In English lessons we use talk for writing strategies to encourage all of the children to verbalise their ideas before they write. For example, children throughout the school, within guided group work, might talk through shared story maps or make class word and phrase banks. This ensures that they have used the vocabulary and verbalised their ideas so that they are then confident to commit their ideas to paper. From Nursery to Year 6 we model quality talk for learning and for writing, and through guided work ensure all of our children become successful users of language and who are able to express themselves clearly and communicate effectively.

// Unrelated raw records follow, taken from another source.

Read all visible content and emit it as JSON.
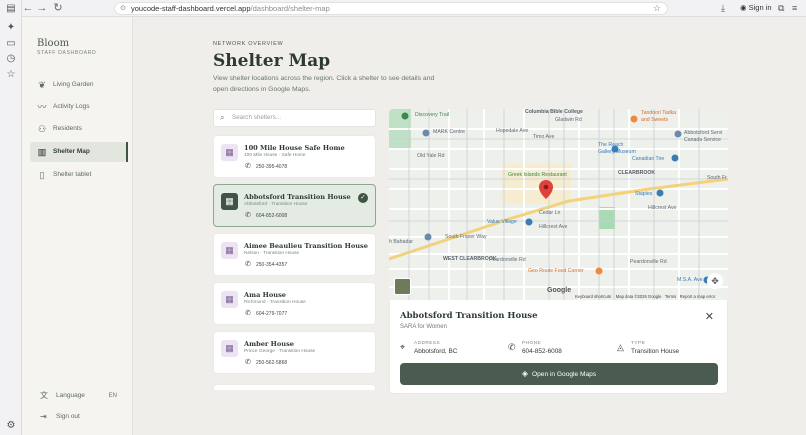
{
  "browser": {
    "url_host": "youcode-staff-dashboard.vercel.app",
    "url_path": "/dashboard/shelter-map",
    "sign_in": "Sign in"
  },
  "sidebar": {
    "brand": "Bloom",
    "brand_sub": "STAFF DASHBOARD",
    "items": [
      {
        "label": "Living Garden",
        "icon": "leaf-icon"
      },
      {
        "label": "Activity Logs",
        "icon": "activity-icon"
      },
      {
        "label": "Residents",
        "icon": "users-icon"
      },
      {
        "label": "Shelter Map",
        "icon": "map-icon",
        "active": true
      },
      {
        "label": "Shelter tablet",
        "icon": "tablet-icon"
      }
    ],
    "language_label": "Language",
    "language_code": "EN",
    "sign_out": "Sign out"
  },
  "header": {
    "eyebrow": "NETWORK OVERVIEW",
    "title": "Shelter Map",
    "subtitle": "View shelter locations across the region. Click a shelter to see details and open directions in Google Maps."
  },
  "search": {
    "placeholder": "Search shelters..."
  },
  "shelters": [
    {
      "name": "100 Mile House Safe Home",
      "meta": "100 Mile House · Safe Home",
      "phone": "250-395-4078"
    },
    {
      "name": "Abbotsford Transition House",
      "meta": "Abbotsford · Transition House",
      "phone": "604-852-6008",
      "selected": true
    },
    {
      "name": "Aimee Beaulieu Transition House",
      "meta": "Nelson · Transition House",
      "phone": "250-354-4357"
    },
    {
      "name": "Ama House",
      "meta": "Richmond · Transition House",
      "phone": "604-279-7077"
    },
    {
      "name": "Amber House",
      "meta": "Prince George · Transition House",
      "phone": "250-562-5868"
    }
  ],
  "map": {
    "labels": {
      "discovery_trail": "Discovery Trail",
      "columbia": "Columbia Bible College",
      "tandoori": "Tandoori Tadka",
      "tandoori2": "and Sweets",
      "mark": "MARK Centre",
      "hopedale": "Hopedale Ave",
      "timo": "Timo Ave",
      "gladwin": "Gladwin Rd",
      "abbotsford_service": "Abbotsford Servi",
      "canada_service": "Canada Service",
      "old_yale": "Old Yale Rd",
      "reach1": "The Reach",
      "reach2": "Gallery Museum",
      "canadian_tire": "Canadian Tire",
      "clearbrook": "CLEARBROOK",
      "greek_islands": "Greek Islands Restaurant",
      "south_fr": "South Fr",
      "staples": "Staples",
      "hillcrest_ave": "Hillcrest Ave",
      "value_village": "Value Village",
      "bahadar": "h Bahadar",
      "south_fraser_way": "South Fraser Way",
      "west_clearbrook": "WEST CLEARBROOK",
      "peardonville": "Peardonville Rd",
      "geo_route": "Geo Route Food Corner",
      "msa": "M.S.A. Ave",
      "cedar": "Cedar Ln"
    },
    "attribution": {
      "shortcuts": "Keyboard shortcuts",
      "data": "Map data ©2026 Google",
      "terms": "Terms",
      "report": "Report a map error",
      "google": "Google"
    }
  },
  "detail": {
    "name": "Abbotsford Transition House",
    "subtitle": "SARA for Women",
    "address_label": "ADDRESS",
    "address": "Abbotsford, BC",
    "phone_label": "PHONE",
    "phone": "604-852-6008",
    "type_label": "TYPE",
    "type": "Transition House",
    "button": "Open in Google Maps"
  }
}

We regularly collate pupil voice to ensure our curriculum meets the needs of the children. As a result, children are exposed to a varied menu of experiences for a range of audiences and purposes, with high quality models. Through pupil interviews about the wider curriculum, children can articulate what they know and remember. They are confident and able speakers and can listen carefully in order to develop their thinking and ideas.

To measure the impact of our oracy curriculum, we regularly use pupils’ books to capture an insight into the impact on writing. Pupils’ work demonstrates the effectiveness of the curriculum where age-appropriate taught phrases and modelled strategies are developed over a sequence of lessons.